**Exercise prompt:**
The entries below should be quoted exactly, with no pictures carried over.

**Stored items from a collection:**

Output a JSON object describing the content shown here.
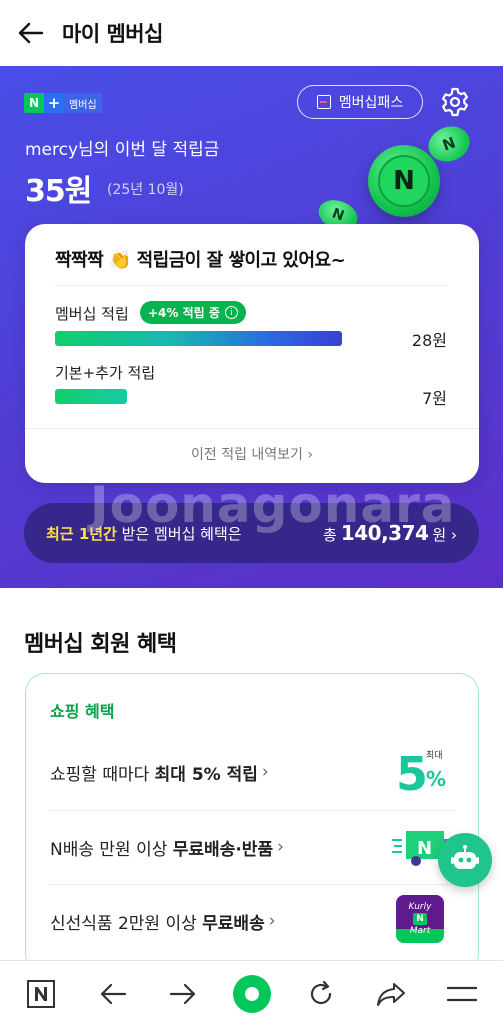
{
  "header": {
    "title": "마이 멤버십"
  },
  "hero": {
    "badge_n": "N",
    "badge_plus": "+",
    "badge_label": "멤버십",
    "pass_label": "멤버십패스",
    "greeting": "mercy님의 이번 달 적립금",
    "amount": "35원",
    "period": "(25년 10월)",
    "coin_symbol": "N",
    "card": {
      "headline": "짝짝짝 👏 적립금이 잘 쌓이고 있어요~",
      "membership_label": "멤버십 적립",
      "chip_label": "+4% 적립 중",
      "chip_info": "i",
      "membership_value": "28원",
      "membership_fill": 1.0,
      "basic_label": "기본+추가 적립",
      "basic_value": "7원",
      "basic_fill": 0.25,
      "history_link": "이전 적립 내역보기 ›"
    },
    "benefit": {
      "highlight": "최근 1년간",
      "text": " 받은 멤버십 혜택은",
      "prefix": "총",
      "number": "140,374",
      "unit": "원 ›"
    }
  },
  "section": {
    "title": "멤버십 회원 혜택",
    "shop_title": "쇼핑 혜택",
    "rows": [
      {
        "pre": "쇼핑할 때마다 ",
        "bold": "최대 5% 적립",
        "chev": "›"
      },
      {
        "pre": "N배송 만원 이상 ",
        "bold": "무료배송·반품",
        "chev": "›"
      },
      {
        "pre": "신선식품 2만원 이상 ",
        "bold": "무료배송",
        "chev": "›"
      }
    ],
    "pct_icon": {
      "small": "최대",
      "big": "5",
      "sign": "%"
    },
    "truck_icon": {
      "letter": "N"
    },
    "kurly_icon": {
      "top": "Kurly",
      "mid": "N",
      "bottom": "Mart"
    }
  },
  "watermark": "Joonagonara",
  "colors": {
    "naver_green": "#03c75a",
    "hero_blue": "#4a4ee8",
    "highlight_yellow": "#ffe14a"
  }
}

**Answer to the problem:**
Output a JSON object describing the content shown here.
{
  "header": {
    "title": "마이 멤버십"
  },
  "hero": {
    "badge_n": "N",
    "badge_plus": "+",
    "badge_label": "멤버십",
    "pass_label": "멤버십패스",
    "greeting": "mercy님의 이번 달 적립금",
    "amount": "35원",
    "period": "(25년 10월)",
    "coin_symbol": "N",
    "card": {
      "headline": "짝짝짝 👏 적립금이 잘 쌓이고 있어요~",
      "membership_label": "멤버십 적립",
      "chip_label": "+4% 적립 중",
      "chip_info": "i",
      "membership_value": "28원",
      "membership_fill": 1.0,
      "basic_label": "기본+추가 적립",
      "basic_value": "7원",
      "basic_fill": 0.25,
      "history_link": "이전 적립 내역보기 ›"
    },
    "benefit": {
      "highlight": "최근 1년간",
      "text": " 받은 멤버십 혜택은",
      "prefix": "총",
      "number": "140,374",
      "unit": "원 ›"
    }
  },
  "section": {
    "title": "멤버십 회원 혜택",
    "shop_title": "쇼핑 혜택",
    "rows": [
      {
        "pre": "쇼핑할 때마다 ",
        "bold": "최대 5% 적립",
        "chev": "›"
      },
      {
        "pre": "N배송 만원 이상 ",
        "bold": "무료배송·반품",
        "chev": "›"
      },
      {
        "pre": "신선식품 2만원 이상 ",
        "bold": "무료배송",
        "chev": "›"
      }
    ],
    "pct_icon": {
      "small": "최대",
      "big": "5",
      "sign": "%"
    },
    "truck_icon": {
      "letter": "N"
    },
    "kurly_icon": {
      "top": "Kurly",
      "mid": "N",
      "bottom": "Mart"
    }
  },
  "watermark": "Joonagonara",
  "colors": {
    "naver_green": "#03c75a",
    "hero_blue": "#4a4ee8",
    "highlight_yellow": "#ffe14a"
  }
}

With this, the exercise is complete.